### [YOUR OBJECTIVE]
All of the records should come back exactly as written.

[Source data]
┌────────
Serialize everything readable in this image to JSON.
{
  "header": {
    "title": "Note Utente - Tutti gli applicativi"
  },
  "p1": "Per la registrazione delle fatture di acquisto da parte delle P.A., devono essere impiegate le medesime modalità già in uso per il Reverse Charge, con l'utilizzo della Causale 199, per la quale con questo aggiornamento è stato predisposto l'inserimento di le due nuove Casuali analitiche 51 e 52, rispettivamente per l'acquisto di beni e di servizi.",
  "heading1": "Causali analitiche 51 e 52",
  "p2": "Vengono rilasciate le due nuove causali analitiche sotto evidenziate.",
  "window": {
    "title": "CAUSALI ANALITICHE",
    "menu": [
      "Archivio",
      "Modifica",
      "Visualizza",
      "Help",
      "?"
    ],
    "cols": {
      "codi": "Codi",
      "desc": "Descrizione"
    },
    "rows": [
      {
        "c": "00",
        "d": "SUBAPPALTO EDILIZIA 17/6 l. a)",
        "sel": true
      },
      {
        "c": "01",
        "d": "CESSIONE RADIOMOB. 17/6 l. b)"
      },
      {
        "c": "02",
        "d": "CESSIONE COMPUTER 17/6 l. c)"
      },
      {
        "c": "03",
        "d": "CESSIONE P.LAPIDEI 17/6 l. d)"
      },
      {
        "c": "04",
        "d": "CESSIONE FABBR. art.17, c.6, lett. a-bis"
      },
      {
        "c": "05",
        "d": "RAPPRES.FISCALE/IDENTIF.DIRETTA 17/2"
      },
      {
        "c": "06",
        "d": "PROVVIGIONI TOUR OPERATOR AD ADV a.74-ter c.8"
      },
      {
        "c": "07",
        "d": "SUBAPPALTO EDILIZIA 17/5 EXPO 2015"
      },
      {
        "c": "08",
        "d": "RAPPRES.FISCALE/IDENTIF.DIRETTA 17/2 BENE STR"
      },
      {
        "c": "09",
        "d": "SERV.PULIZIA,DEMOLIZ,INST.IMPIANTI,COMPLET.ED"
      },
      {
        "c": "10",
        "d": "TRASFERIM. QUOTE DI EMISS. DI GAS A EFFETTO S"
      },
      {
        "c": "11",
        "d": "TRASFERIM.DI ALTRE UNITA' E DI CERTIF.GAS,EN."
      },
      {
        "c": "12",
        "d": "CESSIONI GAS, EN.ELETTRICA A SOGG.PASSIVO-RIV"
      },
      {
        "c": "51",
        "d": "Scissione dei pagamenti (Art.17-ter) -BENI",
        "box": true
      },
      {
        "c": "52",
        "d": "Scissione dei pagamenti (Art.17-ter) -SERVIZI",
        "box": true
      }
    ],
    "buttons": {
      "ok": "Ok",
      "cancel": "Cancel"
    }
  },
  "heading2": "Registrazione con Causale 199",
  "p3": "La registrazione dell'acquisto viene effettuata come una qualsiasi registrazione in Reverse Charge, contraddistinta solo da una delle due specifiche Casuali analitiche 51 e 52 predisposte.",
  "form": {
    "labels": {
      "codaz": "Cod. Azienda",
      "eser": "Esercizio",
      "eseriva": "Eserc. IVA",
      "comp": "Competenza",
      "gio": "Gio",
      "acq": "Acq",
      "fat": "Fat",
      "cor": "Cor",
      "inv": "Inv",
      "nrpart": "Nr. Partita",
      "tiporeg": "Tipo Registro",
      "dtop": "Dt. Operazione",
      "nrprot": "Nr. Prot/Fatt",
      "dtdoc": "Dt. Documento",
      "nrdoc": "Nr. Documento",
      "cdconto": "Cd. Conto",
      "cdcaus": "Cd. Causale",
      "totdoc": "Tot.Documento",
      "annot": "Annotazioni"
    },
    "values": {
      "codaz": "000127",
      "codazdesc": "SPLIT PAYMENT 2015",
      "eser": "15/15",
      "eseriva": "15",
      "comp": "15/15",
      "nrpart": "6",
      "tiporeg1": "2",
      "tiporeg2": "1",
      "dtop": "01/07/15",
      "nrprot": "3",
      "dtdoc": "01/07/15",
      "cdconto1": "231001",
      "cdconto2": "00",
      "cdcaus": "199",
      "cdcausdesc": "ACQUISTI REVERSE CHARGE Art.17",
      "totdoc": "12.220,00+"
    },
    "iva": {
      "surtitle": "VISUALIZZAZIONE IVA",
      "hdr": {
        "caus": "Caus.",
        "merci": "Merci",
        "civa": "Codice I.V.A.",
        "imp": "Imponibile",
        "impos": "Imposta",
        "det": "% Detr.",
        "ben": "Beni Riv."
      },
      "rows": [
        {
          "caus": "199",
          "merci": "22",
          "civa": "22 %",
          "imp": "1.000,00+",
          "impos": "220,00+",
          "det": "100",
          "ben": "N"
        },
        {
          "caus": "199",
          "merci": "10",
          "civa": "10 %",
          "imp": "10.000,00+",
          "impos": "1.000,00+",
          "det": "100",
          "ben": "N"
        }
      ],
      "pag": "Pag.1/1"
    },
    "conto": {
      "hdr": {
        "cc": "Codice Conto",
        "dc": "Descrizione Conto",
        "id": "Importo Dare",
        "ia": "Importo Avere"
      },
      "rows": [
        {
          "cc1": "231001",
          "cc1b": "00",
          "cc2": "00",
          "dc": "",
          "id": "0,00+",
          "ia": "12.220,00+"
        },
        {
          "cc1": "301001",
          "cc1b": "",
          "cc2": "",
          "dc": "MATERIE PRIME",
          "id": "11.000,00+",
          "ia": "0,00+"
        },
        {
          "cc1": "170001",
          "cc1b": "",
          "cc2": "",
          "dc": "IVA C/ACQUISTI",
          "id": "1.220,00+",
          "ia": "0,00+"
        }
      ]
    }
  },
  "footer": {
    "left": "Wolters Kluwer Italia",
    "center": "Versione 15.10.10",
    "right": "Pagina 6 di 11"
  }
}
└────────
### [ANSWER SPACE]
Serialize everything readable in this image to JSON.
{
  "header": {
    "title": "Note Utente - Tutti gli applicativi"
  },
  "p1": "Per la registrazione delle fatture di acquisto da parte delle P.A., devono essere impiegate le medesime modalità già in uso per il Reverse Charge, con l'utilizzo della Causale 199, per la quale con questo aggiornamento è stato predisposto l'inserimento di le due nuove Casuali analitiche 51 e 52, rispettivamente per l'acquisto di beni e di servizi.",
  "heading1": "Causali analitiche 51 e 52",
  "p2": "Vengono rilasciate le due nuove causali analitiche sotto evidenziate.",
  "window": {
    "title": "CAUSALI ANALITICHE",
    "menu": [
      "Archivio",
      "Modifica",
      "Visualizza",
      "Help",
      "?"
    ],
    "cols": {
      "codi": "Codi",
      "desc": "Descrizione"
    },
    "rows": [
      {
        "c": "00",
        "d": "SUBAPPALTO EDILIZIA 17/6 l. a)",
        "sel": true
      },
      {
        "c": "01",
        "d": "CESSIONE RADIOMOB. 17/6 l. b)"
      },
      {
        "c": "02",
        "d": "CESSIONE COMPUTER 17/6 l. c)"
      },
      {
        "c": "03",
        "d": "CESSIONE P.LAPIDEI 17/6 l. d)"
      },
      {
        "c": "04",
        "d": "CESSIONE FABBR. art.17, c.6, lett. a-bis"
      },
      {
        "c": "05",
        "d": "RAPPRES.FISCALE/IDENTIF.DIRETTA 17/2"
      },
      {
        "c": "06",
        "d": "PROVVIGIONI TOUR OPERATOR AD ADV a.74-ter c.8"
      },
      {
        "c": "07",
        "d": "SUBAPPALTO EDILIZIA 17/5 EXPO 2015"
      },
      {
        "c": "08",
        "d": "RAPPRES.FISCALE/IDENTIF.DIRETTA 17/2 BENE STR"
      },
      {
        "c": "09",
        "d": "SERV.PULIZIA,DEMOLIZ,INST.IMPIANTI,COMPLET.ED"
      },
      {
        "c": "10",
        "d": "TRASFERIM. QUOTE DI EMISS. DI GAS A EFFETTO S"
      },
      {
        "c": "11",
        "d": "TRASFERIM.DI ALTRE UNITA' E DI CERTIF.GAS,EN."
      },
      {
        "c": "12",
        "d": "CESSIONI GAS, EN.ELETTRICA A SOGG.PASSIVO-RIV"
      },
      {
        "c": "51",
        "d": "Scissione dei pagamenti (Art.17-ter) -BENI",
        "box": true
      },
      {
        "c": "52",
        "d": "Scissione dei pagamenti (Art.17-ter) -SERVIZI",
        "box": true
      }
    ],
    "buttons": {
      "ok": "Ok",
      "cancel": "Cancel"
    }
  },
  "heading2": "Registrazione con Causale 199",
  "p3": "La registrazione dell'acquisto viene effettuata come una qualsiasi registrazione in Reverse Charge, contraddistinta solo da una delle due specifiche Casuali analitiche 51 e 52 predisposte.",
  "form": {
    "labels": {
      "codaz": "Cod. Azienda",
      "eser": "Esercizio",
      "eseriva": "Eserc. IVA",
      "comp": "Competenza",
      "gio": "Gio",
      "acq": "Acq",
      "fat": "Fat",
      "cor": "Cor",
      "inv": "Inv",
      "nrpart": "Nr. Partita",
      "tiporeg": "Tipo Registro",
      "dtop": "Dt. Operazione",
      "nrprot": "Nr. Prot/Fatt",
      "dtdoc": "Dt. Documento",
      "nrdoc": "Nr. Documento",
      "cdconto": "Cd. Conto",
      "cdcaus": "Cd. Causale",
      "totdoc": "Tot.Documento",
      "annot": "Annotazioni"
    },
    "values": {
      "codaz": "000127",
      "codazdesc": "SPLIT PAYMENT 2015",
      "eser": "15/15",
      "eseriva": "15",
      "comp": "15/15",
      "nrpart": "6",
      "tiporeg1": "2",
      "tiporeg2": "1",
      "dtop": "01/07/15",
      "nrprot": "3",
      "dtdoc": "01/07/15",
      "cdconto1": "231001",
      "cdconto2": "00",
      "cdcaus": "199",
      "cdcausdesc": "ACQUISTI REVERSE CHARGE Art.17",
      "totdoc": "12.220,00+"
    },
    "iva": {
      "surtitle": "VISUALIZZAZIONE IVA",
      "hdr": {
        "caus": "Caus.",
        "merci": "Merci",
        "civa": "Codice I.V.A.",
        "imp": "Imponibile",
        "impos": "Imposta",
        "det": "% Detr.",
        "ben": "Beni Riv."
      },
      "rows": [
        {
          "caus": "199",
          "merci": "22",
          "civa": "22 %",
          "imp": "1.000,00+",
          "impos": "220,00+",
          "det": "100",
          "ben": "N"
        },
        {
          "caus": "199",
          "merci": "10",
          "civa": "10 %",
          "imp": "10.000,00+",
          "impos": "1.000,00+",
          "det": "100",
          "ben": "N"
        }
      ],
      "pag": "Pag.1/1"
    },
    "conto": {
      "hdr": {
        "cc": "Codice Conto",
        "dc": "Descrizione Conto",
        "id": "Importo Dare",
        "ia": "Importo Avere"
      },
      "rows": [
        {
          "cc1": "231001",
          "cc1b": "00",
          "cc2": "00",
          "dc": "",
          "id": "0,00+",
          "ia": "12.220,00+"
        },
        {
          "cc1": "301001",
          "cc1b": "",
          "cc2": "",
          "dc": "MATERIE PRIME",
          "id": "11.000,00+",
          "ia": "0,00+"
        },
        {
          "cc1": "170001",
          "cc1b": "",
          "cc2": "",
          "dc": "IVA C/ACQUISTI",
          "id": "1.220,00+",
          "ia": "0,00+"
        }
      ]
    }
  },
  "footer": {
    "left": "Wolters Kluwer Italia",
    "center": "Versione 15.10.10",
    "right": "Pagina 6 di 11"
  }
}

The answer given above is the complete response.